Sometimes it’s scary to think of raising kids in the digital age that we live in. Terrorism, pornography, bullying, and so much more can creep into your home via the computer screen. It wasn’t like that when most of us were kids, but on the bright side our kids have such an advantage over this past generation and I’ll explain why.
The internet wasn’t really around until I was in middle school (I was born in ’82 by the way). I remember visiting a friend’s house who was not the best influence and fortunately that relationship didn’t last. We went down to the basement where that boxy cream colored IBM sat and she logged into the dial up AOL service. As the computer dinged and beeped for what felt like half an hour we talked about teachers and boys and acted like 12 year olds, because we were 12 years old. Finally we were online! She knew more about this world wide web stuff than I did and she quickly moved her mouse around on The Simpson’s mouse pad until she arrived at her determined destination. The chat room.
I just sat there and stared at the blinking cursor on the screen as she started typing away. It was totally random small talk with strangers. Supposedly boys. The small talk then esclated from How is it going? to I think you’re hot. faster than Homer can say Doh! She even said I love you (and other things). It was so bizarre, because there was no way for this guy to know whether or not she was hot and there was no way for my friend to fall in love with someone online within a few minutes. I was an adolescent and even I was mature enough to see how ridiculous it was! But for a lot of kids there were no boundaries when it came to the information they gave or what they looked at online. There wasn’t software to filter out objectionable content nor was there a way for parents to track what their kids were looking at or who they were talking to. There was no Youtube Kids or Kiddle. We only got those two sites within the past year! So as technology gets darker and scarier we’ve also made huge advancements to make it safer. That’s sad for the kids that were the pioneers of the internet, but really great news for this generation of children!
One reason this is on my mind lately is because Z got a phone for his 9th birthday.
For the record it is his dad’s old iphone and it can’t make calls, text, or us data. He is completely connected to his dad’s account and if he tries to go onto a website or download and app it sends a text to J which allows him to choose whether or not to approve the action. Z doesn’t get to take it out of the house and only gets it with permission. There are a lot of cool educational apps that he uses and I am really happy that he has the device.

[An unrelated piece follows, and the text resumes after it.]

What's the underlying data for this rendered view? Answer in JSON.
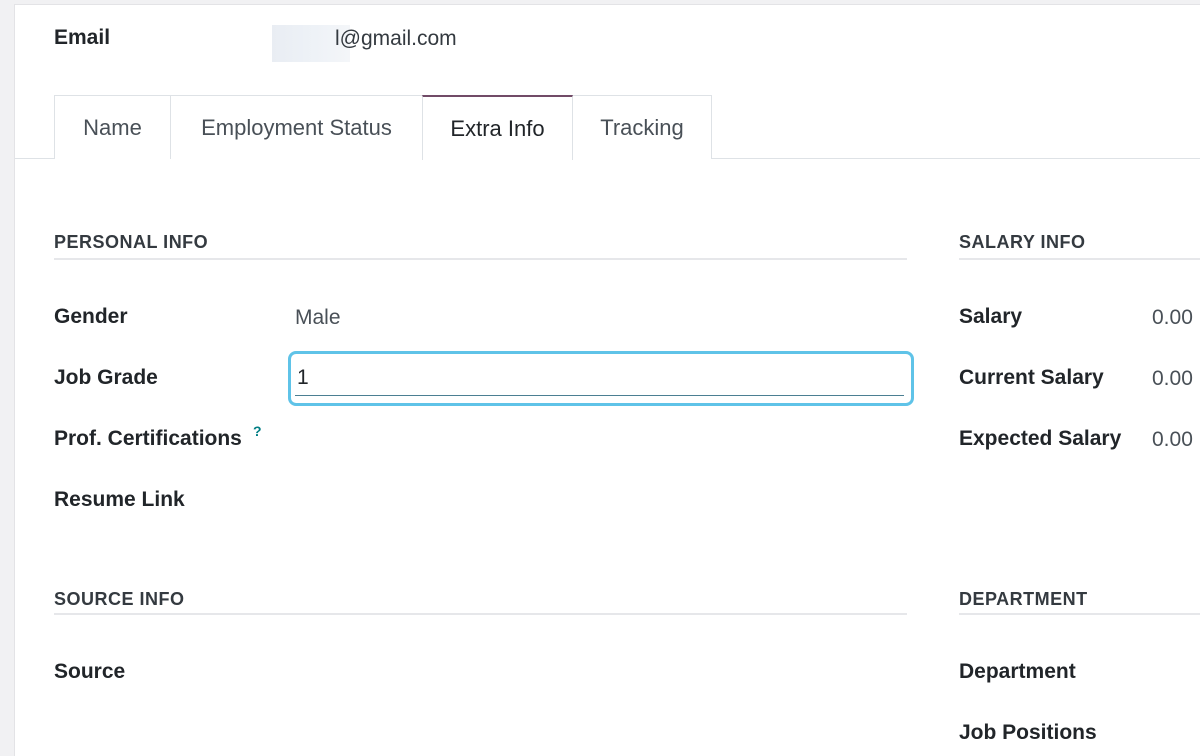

Even with all the monitoring I know we can’t keep him in a bubble forever so we have had lots of discussions about internet safety and have even gone through the workbook “Good Pictures Bad Pictures“. I’ll do a separate post about that eventually, but if you want to discuss pornography with your child I HIGHLY recommend it.
On top of that he has had lessons in online safety from Cub Scouts in order to earn his cyber chip badge.
One day I asked Z if he cared if I used his name online and he said “Yes and no.” I felt bad because I really want to respect his privacy and I asked him to elaborate. He said that while he didn’t really mind, he learned in Cub Scouts that you shouldn’t give your name or personal information on the internet. That was a proud momma moment for me.
On a side note, I realize that I share a whole lot more than some people would be comfortable with. On the other hand there are people I respect (including famous people) whose children’s faces and names are out there for all the world to see online, on TV, and in books. I think it’s a personal decision and I choose not to judge anyone one way or the other.
Last night was parent information night at Z’s school and I learned even more how much the internet is integrated into their daily lives. However, the thing that they stressed over and over is how serious they are about online privacy and safety. They use a curriculum called Digital Citizenship and they went over all of the basics with the students right off the bat when school started and will continue to cover more throughout the year.
Aside from being Amish technology is a part of life and just like proper hygiene, or safely crossing a street, or driving, internet etiquette and safety has to be taught. Thankfully I made it through the internet dark ages without too much trouble, but I have friends who can’t say the same. It was new and we had/still have a lot to learn. However, I am grateful for the resources that are out there and the leadership that is making internet safety a priority. There was no such thing as digital citizenship when I was Z’s age, but times have changed and as his mom I want to be proactive in equipping him for those changes.